In 1998, she joined Consumer Credit Counseling Service (CCCS, Bethany, OK) as an entry-level network administrator. “They needed someone cheap and I wanted to learn,” she says wryly. “It was a great match. Over three years, CCCS grew to a full-blown Windows network with in-house servers and twelve locations.”
CCCS vendor Myriad Systems (Oklahoma City, OK) hired her in 2001 as their network administrator and sales support person. A year later, she joined Foundation Surgery Affiliates (Oklahoma City), a hospital management company, where she helped build a national network. In 2004, Foundation decided they could outsource the IT function cheaply and let the entire department go. Hardman had made some contacts and was soon working as an independent consultant.
In 2006 she received a call from Chesapeake. “They saw that I handled large budgets and knew about IT equipment, and that’s how I got into purchasing. I interviewed on Thursday and was hired the following Monday.

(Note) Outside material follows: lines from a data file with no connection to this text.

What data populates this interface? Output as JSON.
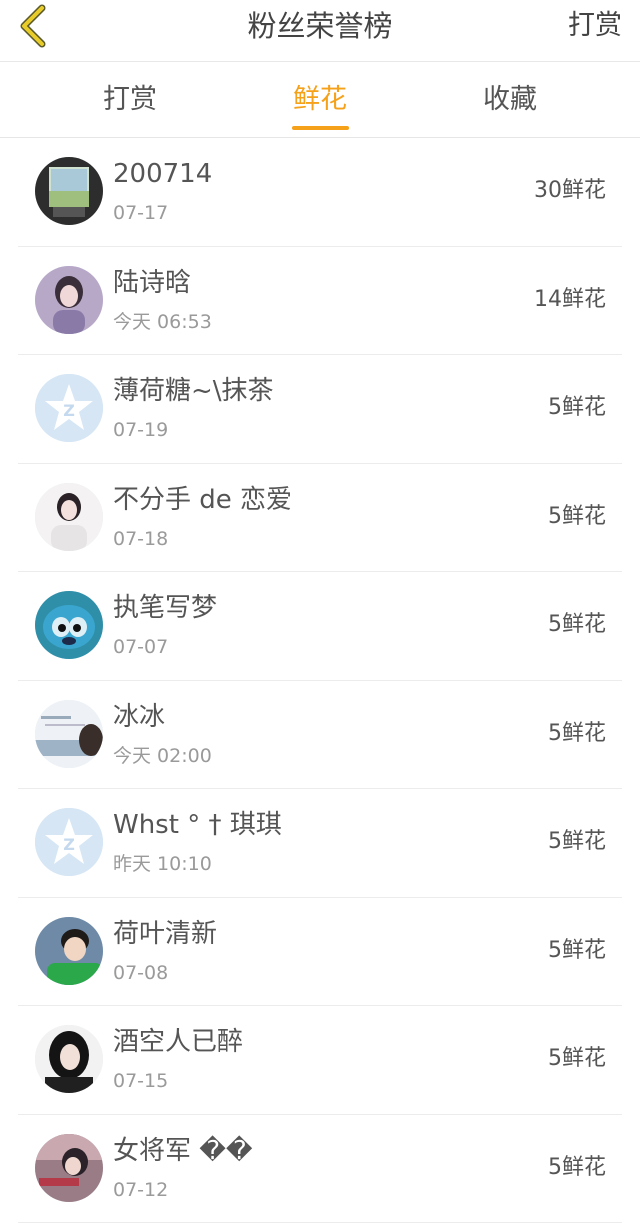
{
  "header": {
    "title": "粉丝荣誉榜",
    "right_action": "打赏",
    "back_icon": "chevron-left-icon",
    "back_color": "#e0c020"
  },
  "tabs": [
    {
      "label": "打赏",
      "active": false
    },
    {
      "label": "鲜花",
      "active": true
    },
    {
      "label": "收藏",
      "active": false
    }
  ],
  "accent_color": "#f5a11a",
  "fans": [
    {
      "name": "200714",
      "time": "07-17",
      "amount": "30鲜花",
      "avatar": "avatar-photo-window"
    },
    {
      "name": "陆诗晗",
      "time": "今天 06:53",
      "amount": "14鲜花",
      "avatar": "avatar-photo-girl"
    },
    {
      "name": "薄荷糖~\\抹茶",
      "time": "07-19",
      "amount": "5鲜花",
      "avatar": "avatar-default-qzone"
    },
    {
      "name": "不分手 de 恋爱",
      "time": "07-18",
      "amount": "5鲜花",
      "avatar": "avatar-photo-girl-light"
    },
    {
      "name": "执笔写梦",
      "time": "07-07",
      "amount": "5鲜花",
      "avatar": "avatar-cartoon-blue"
    },
    {
      "name": "冰冰",
      "time": "今天 02:00",
      "amount": "5鲜花",
      "avatar": "avatar-photo-text"
    },
    {
      "name": "Whst ° † 琪琪",
      "time": "昨天 10:10",
      "amount": "5鲜花",
      "avatar": "avatar-default-qzone"
    },
    {
      "name": "荷叶清新",
      "time": "07-08",
      "amount": "5鲜花",
      "avatar": "avatar-photo-child"
    },
    {
      "name": "酒空人已醉",
      "time": "07-15",
      "amount": "5鲜花",
      "avatar": "avatar-photo-woman-dark"
    },
    {
      "name": "女将军 ��",
      "time": "07-12",
      "amount": "5鲜花",
      "avatar": "avatar-photo-woman-scene"
    }
  ]
}
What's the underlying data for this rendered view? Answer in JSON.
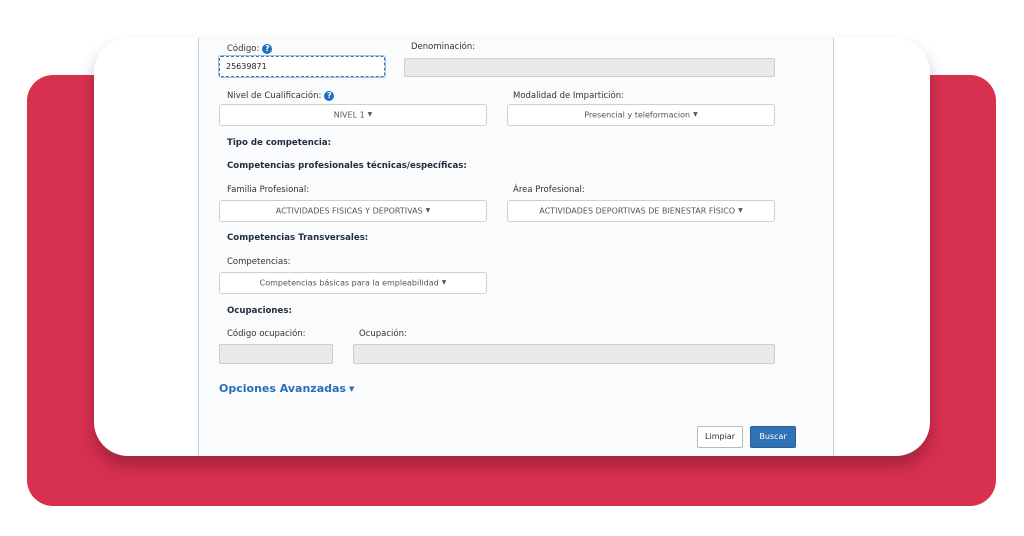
{
  "form": {
    "codigo_label": "Código:",
    "codigo_value": "25639871",
    "denominacion_label": "Denominación:",
    "denominacion_value": "",
    "nivel_label": "Nivel de Cualificación:",
    "nivel_value": "NIVEL 1",
    "modalidad_label": "Modalidad de Impartición:",
    "modalidad_value": "Presencial y teleformacion",
    "tipo_competencia": "Tipo de competencia:",
    "competencias_prof": "Competencias profesionales técnicas/específicas:",
    "familia_label": "Familia Profesional:",
    "familia_value": "ACTIVIDADES FISICAS Y DEPORTIVAS",
    "area_label": "Área Profesional:",
    "area_value": "ACTIVIDADES DEPORTIVAS DE BIENESTAR FÍSICO",
    "comp_transversales": "Competencias Transversales:",
    "competencias_label": "Competencias:",
    "competencias_value": "Competencias básicas para la empleabilidad",
    "ocupaciones": "Ocupaciones:",
    "codigo_ocupacion_label": "Código ocupación:",
    "codigo_ocupacion_value": "",
    "ocupacion_label": "Ocupación:",
    "ocupacion_value": "",
    "opciones_avanzadas": "Opciones Avanzadas",
    "limpiar": "Limpiar",
    "buscar": "Buscar",
    "help_glyph": "?",
    "caret_glyph": "▼"
  },
  "icons": [
    "help-icon",
    "caret-down-icon"
  ],
  "colors": {
    "accent_red": "#d8304f",
    "primary_blue": "#2f73b5",
    "link_blue": "#2a6ebb",
    "help_blue": "#1f6fc6"
  }
}
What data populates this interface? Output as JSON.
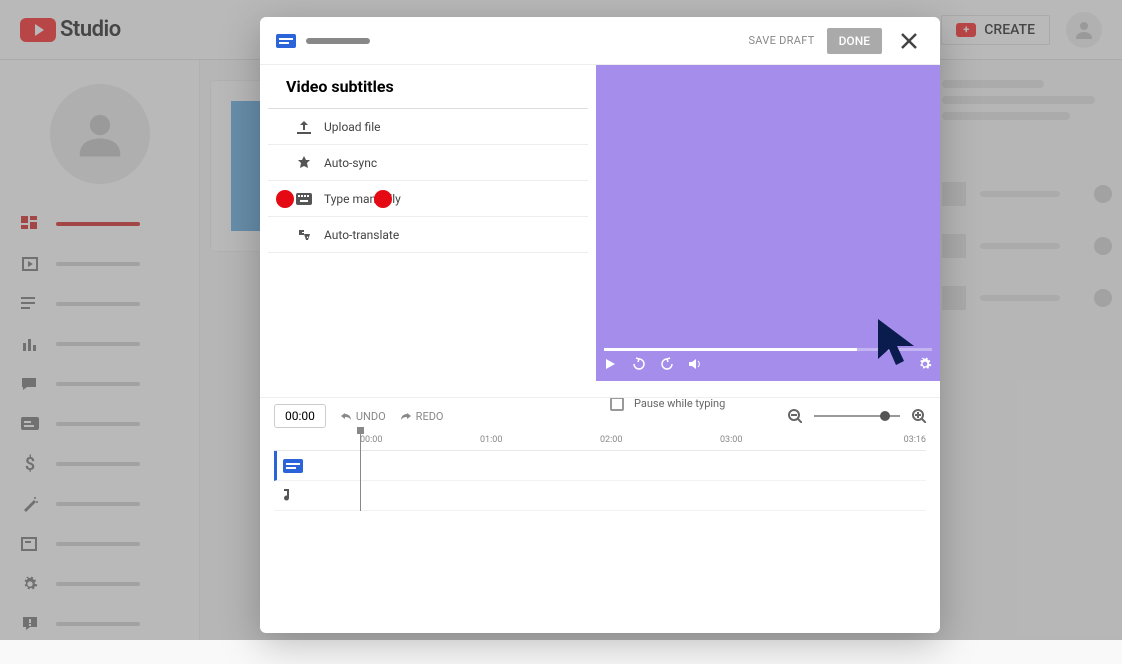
{
  "brand": "Studio",
  "create_label": "CREATE",
  "modal": {
    "save_draft": "SAVE DRAFT",
    "done": "DONE",
    "panel_title": "Video subtitles",
    "methods": {
      "upload": "Upload file",
      "autosync": "Auto-sync",
      "type_manually": "Type manually",
      "autotranslate": "Auto-translate"
    },
    "pause_while_typing": "Pause while typing",
    "timecode": "00:00",
    "undo": "UNDO",
    "redo": "REDO",
    "ruler": {
      "t0": "00:00",
      "t1": "01:00",
      "t2": "02:00",
      "t3": "03:00",
      "end": "03:16"
    }
  }
}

“Everybody in IT supports everybody else,” Hardman emphasizes. “We want to make the customer happy, keep the geologists able to explore, keep the land department able to buy leases, and keep the drilling department drilling, because that’s where our money is made. We’re here to enable the business. We aren’t an IT shop; we’re an exploration and production company!
“I love the environment, the pace and the people,” she enthuses. “I hope to stay in management and move over to a development team. In some instances, we have people calling about the same issues after a certain application is released and I wonder if the developers are aware of that. I see some room for improvement in the development process and feel like that’s a good place to focus.”
Back to Top